I’ve written before about the history of steel, how it’s been around for millennia, but was of limited use to civilization as a whole until the details of its manufacture were published. It’s impossible to overstate what a pivotal moment in human history the publication of steel was: without abundant, cheep steel manufacturing, we would have never had the Industrial Revolution, the beginning of the modern age.
Since then, there’s only been one technology that’s rivaled steel in its revolutionary influence on the entirety of modern society: the transistor. And again, the more abundantly and cheaply people have been able to manufacture them, the greater their value to society grows. We even have a famous principle about the mathematics of it.
Well here’s the amazing thing: we might be right on the verge of it happening again.
You’ve probably heard of graphene by now: a material comprised of a single layer of graphite, one atom thick. The more that scientists work on it, the more amazing potential they discover: it’s stronger than steel, one of the best room-temperature conductors known, and with the right modifications it can be a more efficient semiconductor than modern computing materials. Roll a layer of graphene up into a cylinder and you get carbon nanotubes, which are a whole world of interesting new properties.
Unfortunately, all of those amazing things graphene can potentially do are still essentially stuck in the world of the purely theoretical, because it’s horribly difficult to produce the stuff in any quantity.
That may be about to change.
A few months ago, Shou-En Zhu, a PhD student studying in the Netherlands, came up with a new method to produce graphene. Frustrated with the low quality and expense of current production techniques, he developed his own graphene-manufacturing furnace, for a cost of approximately 20,000 euros. It uses simple, common materials such as methane, argon, and tinfoil-like sheets of copper to produce large, high-quality graphene sheets. In this TEDx talk, Zhu describes how he did it, and how he expects that within a few years, his new process should be able to reduce the current cost of graphene manufacture by a factor of 1000. (To put this in perspective, Henry Bessemer’s steelmaking furnace, the technology that jumpstarted the Industrial Revolution, decreased the cost of steel by approximately a factor of 6.)
If Zhu’s furnace can be scaled up to industrial mass-production levels the way he claims, it make it feasible for current ideas about graphene technology to be tested out, experimented on and refined, but that’s not the truly cool thing about it. No, what makes this really interesting is when you realize that if graphene becomes that inexpensive, any researcher who wants to play around with it will be able to afford the stuff out-of-pocket! Colleges and high schools will be able to buy graphene for their students to experiment with in chemistry classes. If you’re trying something and it doesn’t work, or you screw it up, that’s no big deal; it’s cheap! You can just get more!
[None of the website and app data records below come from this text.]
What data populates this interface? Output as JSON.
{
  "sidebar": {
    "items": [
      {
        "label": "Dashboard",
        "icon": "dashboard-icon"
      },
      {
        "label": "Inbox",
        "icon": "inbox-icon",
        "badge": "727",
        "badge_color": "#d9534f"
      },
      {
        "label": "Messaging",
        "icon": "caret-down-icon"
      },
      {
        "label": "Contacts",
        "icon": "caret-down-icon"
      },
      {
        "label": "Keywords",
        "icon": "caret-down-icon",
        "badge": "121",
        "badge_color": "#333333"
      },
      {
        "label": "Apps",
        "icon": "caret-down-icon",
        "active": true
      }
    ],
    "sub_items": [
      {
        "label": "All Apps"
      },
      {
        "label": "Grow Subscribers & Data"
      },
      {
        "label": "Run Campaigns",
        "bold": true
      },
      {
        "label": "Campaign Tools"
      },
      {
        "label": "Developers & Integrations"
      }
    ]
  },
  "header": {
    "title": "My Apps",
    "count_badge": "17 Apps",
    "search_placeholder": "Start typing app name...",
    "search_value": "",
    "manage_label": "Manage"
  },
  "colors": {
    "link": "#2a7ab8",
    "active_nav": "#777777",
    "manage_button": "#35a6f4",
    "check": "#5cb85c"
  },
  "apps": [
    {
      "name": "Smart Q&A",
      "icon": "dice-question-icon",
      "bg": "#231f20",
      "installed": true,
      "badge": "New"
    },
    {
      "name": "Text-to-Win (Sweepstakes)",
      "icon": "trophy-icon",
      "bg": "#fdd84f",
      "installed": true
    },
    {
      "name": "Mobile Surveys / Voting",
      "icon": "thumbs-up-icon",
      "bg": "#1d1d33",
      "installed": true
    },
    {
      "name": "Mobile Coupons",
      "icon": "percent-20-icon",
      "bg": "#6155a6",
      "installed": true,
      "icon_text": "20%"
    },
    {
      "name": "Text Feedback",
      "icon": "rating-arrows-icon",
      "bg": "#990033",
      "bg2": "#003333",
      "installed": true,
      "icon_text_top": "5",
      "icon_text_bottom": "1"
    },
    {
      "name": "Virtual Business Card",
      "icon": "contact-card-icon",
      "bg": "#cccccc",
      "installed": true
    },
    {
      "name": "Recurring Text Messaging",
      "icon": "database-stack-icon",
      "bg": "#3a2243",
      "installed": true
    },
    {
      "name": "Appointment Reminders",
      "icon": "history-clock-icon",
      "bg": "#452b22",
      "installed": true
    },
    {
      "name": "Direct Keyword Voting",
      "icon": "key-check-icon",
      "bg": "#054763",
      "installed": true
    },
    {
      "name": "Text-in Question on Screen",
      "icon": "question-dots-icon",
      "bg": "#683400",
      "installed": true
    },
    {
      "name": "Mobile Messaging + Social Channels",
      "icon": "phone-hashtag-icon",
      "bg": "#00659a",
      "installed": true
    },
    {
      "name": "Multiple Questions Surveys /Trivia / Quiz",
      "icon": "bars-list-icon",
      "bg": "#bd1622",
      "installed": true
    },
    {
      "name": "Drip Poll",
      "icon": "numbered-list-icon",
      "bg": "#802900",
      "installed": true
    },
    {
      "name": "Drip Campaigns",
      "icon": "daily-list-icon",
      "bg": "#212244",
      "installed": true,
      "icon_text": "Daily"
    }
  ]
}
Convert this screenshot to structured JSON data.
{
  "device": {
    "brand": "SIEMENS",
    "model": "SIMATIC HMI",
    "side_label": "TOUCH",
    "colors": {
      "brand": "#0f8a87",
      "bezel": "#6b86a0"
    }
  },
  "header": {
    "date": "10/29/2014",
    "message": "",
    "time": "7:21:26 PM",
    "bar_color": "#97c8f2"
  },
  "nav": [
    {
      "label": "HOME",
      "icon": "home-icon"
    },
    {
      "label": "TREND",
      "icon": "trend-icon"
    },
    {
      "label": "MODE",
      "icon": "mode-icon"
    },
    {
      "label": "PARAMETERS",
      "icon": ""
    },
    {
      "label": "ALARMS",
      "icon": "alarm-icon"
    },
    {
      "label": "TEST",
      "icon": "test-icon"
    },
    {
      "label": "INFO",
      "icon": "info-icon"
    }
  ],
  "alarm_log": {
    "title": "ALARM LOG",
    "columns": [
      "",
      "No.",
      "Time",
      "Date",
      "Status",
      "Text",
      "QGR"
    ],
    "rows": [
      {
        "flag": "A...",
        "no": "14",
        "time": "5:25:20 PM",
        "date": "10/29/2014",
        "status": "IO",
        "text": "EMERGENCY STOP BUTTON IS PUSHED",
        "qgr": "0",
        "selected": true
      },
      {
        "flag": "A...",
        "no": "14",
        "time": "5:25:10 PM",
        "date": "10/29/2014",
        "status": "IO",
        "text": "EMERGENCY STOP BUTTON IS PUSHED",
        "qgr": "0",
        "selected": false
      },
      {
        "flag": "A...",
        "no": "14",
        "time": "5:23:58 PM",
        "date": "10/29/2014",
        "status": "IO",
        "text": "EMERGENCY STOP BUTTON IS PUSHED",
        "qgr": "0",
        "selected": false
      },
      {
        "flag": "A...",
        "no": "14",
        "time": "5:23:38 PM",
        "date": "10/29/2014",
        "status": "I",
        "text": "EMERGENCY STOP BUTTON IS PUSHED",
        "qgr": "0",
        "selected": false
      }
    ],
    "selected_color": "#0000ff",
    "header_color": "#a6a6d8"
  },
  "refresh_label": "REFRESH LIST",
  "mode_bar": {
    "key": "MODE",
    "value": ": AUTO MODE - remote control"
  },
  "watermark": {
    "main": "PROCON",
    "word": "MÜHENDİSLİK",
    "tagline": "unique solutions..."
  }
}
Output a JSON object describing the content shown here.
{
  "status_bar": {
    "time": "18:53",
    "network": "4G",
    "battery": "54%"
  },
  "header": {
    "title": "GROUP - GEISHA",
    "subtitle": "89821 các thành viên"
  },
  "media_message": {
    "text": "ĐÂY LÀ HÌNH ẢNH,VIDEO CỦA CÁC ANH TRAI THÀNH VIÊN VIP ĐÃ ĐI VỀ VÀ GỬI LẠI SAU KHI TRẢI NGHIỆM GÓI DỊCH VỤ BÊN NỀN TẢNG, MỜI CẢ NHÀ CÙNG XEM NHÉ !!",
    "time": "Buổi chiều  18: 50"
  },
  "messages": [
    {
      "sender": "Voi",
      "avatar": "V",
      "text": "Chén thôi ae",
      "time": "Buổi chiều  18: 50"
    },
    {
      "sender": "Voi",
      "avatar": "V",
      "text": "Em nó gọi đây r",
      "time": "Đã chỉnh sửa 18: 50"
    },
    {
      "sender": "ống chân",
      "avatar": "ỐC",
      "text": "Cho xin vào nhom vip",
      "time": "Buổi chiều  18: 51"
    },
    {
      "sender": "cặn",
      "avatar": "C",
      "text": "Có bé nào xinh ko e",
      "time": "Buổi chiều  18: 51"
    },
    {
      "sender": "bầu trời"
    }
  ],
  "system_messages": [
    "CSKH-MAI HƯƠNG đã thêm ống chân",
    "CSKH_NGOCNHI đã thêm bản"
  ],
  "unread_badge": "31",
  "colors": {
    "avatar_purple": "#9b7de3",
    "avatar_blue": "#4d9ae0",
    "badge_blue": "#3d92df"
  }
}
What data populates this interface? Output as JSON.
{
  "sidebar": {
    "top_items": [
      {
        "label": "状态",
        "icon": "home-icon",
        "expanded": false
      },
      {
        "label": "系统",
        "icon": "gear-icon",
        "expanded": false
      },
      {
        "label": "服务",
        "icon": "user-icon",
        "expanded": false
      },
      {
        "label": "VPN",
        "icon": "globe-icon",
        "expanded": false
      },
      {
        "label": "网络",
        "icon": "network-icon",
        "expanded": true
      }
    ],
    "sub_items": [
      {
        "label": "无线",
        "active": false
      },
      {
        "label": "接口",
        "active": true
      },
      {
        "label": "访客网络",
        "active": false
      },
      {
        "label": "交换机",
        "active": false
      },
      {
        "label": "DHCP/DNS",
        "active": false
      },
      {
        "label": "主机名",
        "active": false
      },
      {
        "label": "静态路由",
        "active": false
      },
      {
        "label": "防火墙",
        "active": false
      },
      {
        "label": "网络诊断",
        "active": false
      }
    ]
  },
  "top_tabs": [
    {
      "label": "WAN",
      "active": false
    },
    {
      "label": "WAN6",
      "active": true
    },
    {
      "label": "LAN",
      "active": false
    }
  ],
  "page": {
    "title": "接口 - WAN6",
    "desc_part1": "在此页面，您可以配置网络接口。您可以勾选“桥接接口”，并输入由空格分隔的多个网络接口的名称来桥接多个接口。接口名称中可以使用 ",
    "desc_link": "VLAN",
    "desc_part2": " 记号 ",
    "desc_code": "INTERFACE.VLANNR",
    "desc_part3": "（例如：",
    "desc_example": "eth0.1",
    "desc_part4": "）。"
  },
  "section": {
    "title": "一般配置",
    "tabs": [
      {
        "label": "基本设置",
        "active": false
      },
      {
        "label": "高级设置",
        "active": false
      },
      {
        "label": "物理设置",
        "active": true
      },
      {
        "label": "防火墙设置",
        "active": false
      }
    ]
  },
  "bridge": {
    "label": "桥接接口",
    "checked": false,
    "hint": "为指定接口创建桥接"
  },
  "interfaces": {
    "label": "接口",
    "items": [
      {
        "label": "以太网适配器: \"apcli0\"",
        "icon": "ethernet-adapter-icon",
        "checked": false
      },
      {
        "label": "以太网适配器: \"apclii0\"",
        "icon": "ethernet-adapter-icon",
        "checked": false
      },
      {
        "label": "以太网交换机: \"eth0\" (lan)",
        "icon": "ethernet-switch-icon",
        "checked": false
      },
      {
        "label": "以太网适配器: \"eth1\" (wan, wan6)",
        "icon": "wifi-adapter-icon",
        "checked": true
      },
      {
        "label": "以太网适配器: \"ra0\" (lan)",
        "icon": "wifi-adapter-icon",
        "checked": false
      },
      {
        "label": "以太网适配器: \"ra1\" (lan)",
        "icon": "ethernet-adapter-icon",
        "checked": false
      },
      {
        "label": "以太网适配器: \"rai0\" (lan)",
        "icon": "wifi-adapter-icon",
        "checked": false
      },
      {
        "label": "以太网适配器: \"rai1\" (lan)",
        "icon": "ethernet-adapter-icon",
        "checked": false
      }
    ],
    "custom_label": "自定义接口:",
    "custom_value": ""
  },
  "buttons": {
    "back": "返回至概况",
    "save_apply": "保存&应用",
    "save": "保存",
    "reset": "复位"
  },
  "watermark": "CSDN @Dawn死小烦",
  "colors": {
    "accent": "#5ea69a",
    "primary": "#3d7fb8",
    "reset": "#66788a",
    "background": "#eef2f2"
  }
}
That’s exactly the type of fertile environment in which ideas that change everything are born, and it can happen incredibly fast. If this technology pans out, Zhu will deserve to be mentioned in the same company as Henry Ford, the man who didn’t invent the automobile, but did something equally significant by figuring out how to make it mass-producible. If I were a guy like Elon Musk, I’d track Zhu down with a job offer, and just about let him write his own contract if necessary.
And here’s the interesting thing. Assuming, of course, that his invention is not completely fraudulent, (which I find very unlikely,) even if it doesn’t quite work as advertised and enable mass production of graphene, that doesn’t really matter. It’s still a breakthrough, a solid step forward that someone else can build on, working on improving the techniques involved until they find something that does scale up well. A new Industrial Revolution is coming, and it’s going to arrive sooner rather than later.
This is a very exciting time to be alive.